However, the marriage was reportedly unhappy so Nadia left and returned to Irkutz.
Mr Brodsky followed, but the marriage ended soon after.
He then moved to a smaller town further north, where he worked for a timber products company, then set up his own wood products business.
Mr Brodsky’s passion was scuba diving and was an instructor with the local scuba club.
He loved making regular dives under the ice near Lake Baikal.
At the time of his disappearance, he was on the way back from an 11-day club trip to Bali.
This was unusual, however, because he preferred diving in cold water, not taking long trips abroad for diving in warm water.
A friend told Mr Wise’s colleague: “He took part in almost all dive club activities except for long trips.
“His decision to go to Bali with the club was pretty unexpected.

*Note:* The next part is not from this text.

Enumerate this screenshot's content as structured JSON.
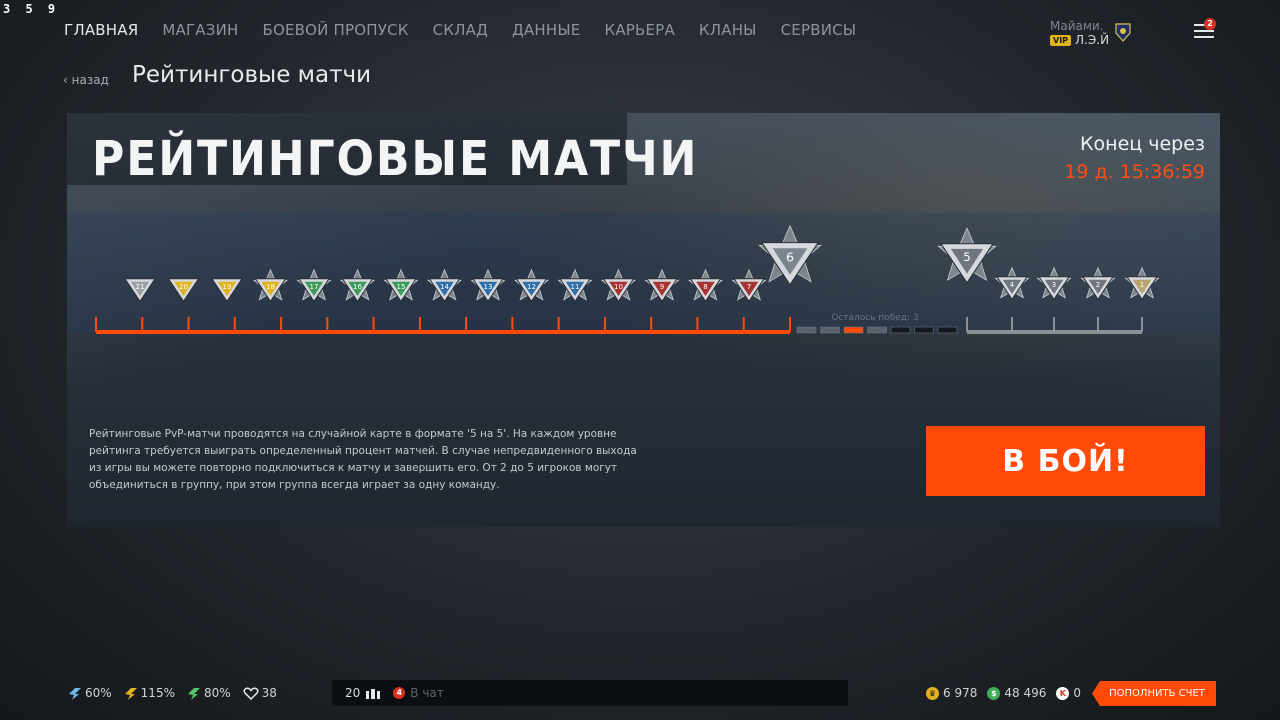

He didn’t love the warm water and this kind of activity.”
Mr Brodsky had in fact cut the trip short by three days, and early reports suggested he had promised his wife that he would have dinner with her on International Womens’ Day, a Soviet-era counterpart to Valentine’s Day.
However, both his friend and son Lyev Brodsky claimed he had actually cut the trip short because of a pre-planned business trip to Mongolia.

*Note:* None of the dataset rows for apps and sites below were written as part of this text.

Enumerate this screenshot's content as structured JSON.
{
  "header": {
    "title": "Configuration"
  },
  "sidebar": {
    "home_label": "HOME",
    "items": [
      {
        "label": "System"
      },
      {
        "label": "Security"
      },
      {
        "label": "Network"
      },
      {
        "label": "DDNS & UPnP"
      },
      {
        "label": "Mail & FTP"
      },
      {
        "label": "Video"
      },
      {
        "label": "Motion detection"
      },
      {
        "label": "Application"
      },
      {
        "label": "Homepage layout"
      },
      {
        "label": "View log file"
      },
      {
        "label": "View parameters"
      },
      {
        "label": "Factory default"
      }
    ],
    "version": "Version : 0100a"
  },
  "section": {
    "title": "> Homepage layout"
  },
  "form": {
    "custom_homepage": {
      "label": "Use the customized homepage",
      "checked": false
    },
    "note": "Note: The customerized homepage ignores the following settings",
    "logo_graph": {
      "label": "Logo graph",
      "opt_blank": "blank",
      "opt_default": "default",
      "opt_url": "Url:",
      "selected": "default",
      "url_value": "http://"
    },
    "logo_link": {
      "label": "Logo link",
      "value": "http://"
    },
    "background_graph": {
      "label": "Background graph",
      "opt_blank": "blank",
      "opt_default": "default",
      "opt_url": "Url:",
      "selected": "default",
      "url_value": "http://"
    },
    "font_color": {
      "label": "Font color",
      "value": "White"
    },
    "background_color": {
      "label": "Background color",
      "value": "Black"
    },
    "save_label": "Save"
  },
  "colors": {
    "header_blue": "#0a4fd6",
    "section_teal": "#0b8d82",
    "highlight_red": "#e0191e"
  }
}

While Mr Wise believes Russian military intelligence were behind MH370’s disappearance, he did not implicate Mr Brodsky in this.
While he was the only Russian on board, there is no evidence of military links, and anyway it is possible the GRU had given an agent a fake passport that had another nationality.
He wrote: “Like each of the other 224 passengers on board the plane, [he is] entitled to the presumption of innocence.
“Like all the other passengers, [he] should be treated first and foremost as a victim.
“[His] family and friends are grieving his loss and deserve everyone’s compassion.
“Even assuming that it’s true that the GRU is behind MH370’s disappearance and did utilise agents aboard the plane, it is quite possible that their cover ups are so excellent up to and including the possession of foreign passports that they could never be figured out by an amateur like myself.”
Nevertheless, Mr Wise insisted that whoever took MH370 had to be on the plane, meaning one of the passengers or crew must be responsible, unless a stowaway was on board, which is even more unlikely.